▶ _WHAT YOU SHOULD DO_
You are asked to write out the entries exactly as they are given.

Items from an interface collection
Content starts
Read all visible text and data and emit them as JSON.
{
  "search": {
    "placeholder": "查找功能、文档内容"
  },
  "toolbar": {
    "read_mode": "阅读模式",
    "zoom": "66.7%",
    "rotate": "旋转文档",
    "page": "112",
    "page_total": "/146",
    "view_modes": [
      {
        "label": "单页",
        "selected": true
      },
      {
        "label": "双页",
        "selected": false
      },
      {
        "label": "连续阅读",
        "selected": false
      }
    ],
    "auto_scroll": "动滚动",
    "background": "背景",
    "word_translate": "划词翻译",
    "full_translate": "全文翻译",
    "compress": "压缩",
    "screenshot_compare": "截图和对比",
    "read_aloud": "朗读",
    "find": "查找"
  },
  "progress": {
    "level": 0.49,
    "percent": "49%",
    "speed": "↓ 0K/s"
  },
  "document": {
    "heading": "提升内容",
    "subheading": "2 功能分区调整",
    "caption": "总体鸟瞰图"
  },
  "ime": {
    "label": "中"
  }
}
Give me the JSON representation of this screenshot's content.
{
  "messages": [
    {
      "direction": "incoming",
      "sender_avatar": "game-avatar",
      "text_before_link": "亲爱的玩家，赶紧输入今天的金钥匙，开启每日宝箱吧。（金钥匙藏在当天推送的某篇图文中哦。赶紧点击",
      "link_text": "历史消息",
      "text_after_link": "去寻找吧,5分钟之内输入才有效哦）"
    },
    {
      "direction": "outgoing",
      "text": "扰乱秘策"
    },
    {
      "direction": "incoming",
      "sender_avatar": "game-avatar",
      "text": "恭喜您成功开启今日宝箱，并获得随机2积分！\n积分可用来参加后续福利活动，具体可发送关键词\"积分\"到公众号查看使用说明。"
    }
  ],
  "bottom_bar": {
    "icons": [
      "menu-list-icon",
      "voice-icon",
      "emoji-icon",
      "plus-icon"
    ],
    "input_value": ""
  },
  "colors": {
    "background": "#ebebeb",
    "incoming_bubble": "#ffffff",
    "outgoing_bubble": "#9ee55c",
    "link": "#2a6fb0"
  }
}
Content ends
▶ _EXERCISE SOLUTION_
Read all visible text and data and emit them as JSON.
{
  "search": {
    "placeholder": "查找功能、文档内容"
  },
  "toolbar": {
    "read_mode": "阅读模式",
    "zoom": "66.7%",
    "rotate": "旋转文档",
    "page": "112",
    "page_total": "/146",
    "view_modes": [
      {
        "label": "单页",
        "selected": true
      },
      {
        "label": "双页",
        "selected": false
      },
      {
        "label": "连续阅读",
        "selected": false
      }
    ],
    "auto_scroll": "动滚动",
    "background": "背景",
    "word_translate": "划词翻译",
    "full_translate": "全文翻译",
    "compress": "压缩",
    "screenshot_compare": "截图和对比",
    "read_aloud": "朗读",
    "find": "查找"
  },
  "progress": {
    "level": 0.49,
    "percent": "49%",
    "speed": "↓ 0K/s"
  },
  "document": {
    "heading": "提升内容",
    "subheading": "2 功能分区调整",
    "caption": "总体鸟瞰图"
  },
  "ime": {
    "label": "中"
  }
}
Give me the JSON representation of this screenshot's content.
{
  "messages": [
    {
      "direction": "incoming",
      "sender_avatar": "game-avatar",
      "text_before_link": "亲爱的玩家，赶紧输入今天的金钥匙，开启每日宝箱吧。（金钥匙藏在当天推送的某篇图文中哦。赶紧点击",
      "link_text": "历史消息",
      "text_after_link": "去寻找吧,5分钟之内输入才有效哦）"
    },
    {
      "direction": "outgoing",
      "text": "扰乱秘策"
    },
    {
      "direction": "incoming",
      "sender_avatar": "game-avatar",
      "text": "恭喜您成功开启今日宝箱，并获得随机2积分！\n积分可用来参加后续福利活动，具体可发送关键词\"积分\"到公众号查看使用说明。"
    }
  ],
  "bottom_bar": {
    "icons": [
      "menu-list-icon",
      "voice-icon",
      "emoji-icon",
      "plus-icon"
    ],
    "input_value": ""
  },
  "colors": {
    "background": "#ebebeb",
    "incoming_bubble": "#ffffff",
    "outgoing_bubble": "#9ee55c",
    "link": "#2a6fb0"
  }
}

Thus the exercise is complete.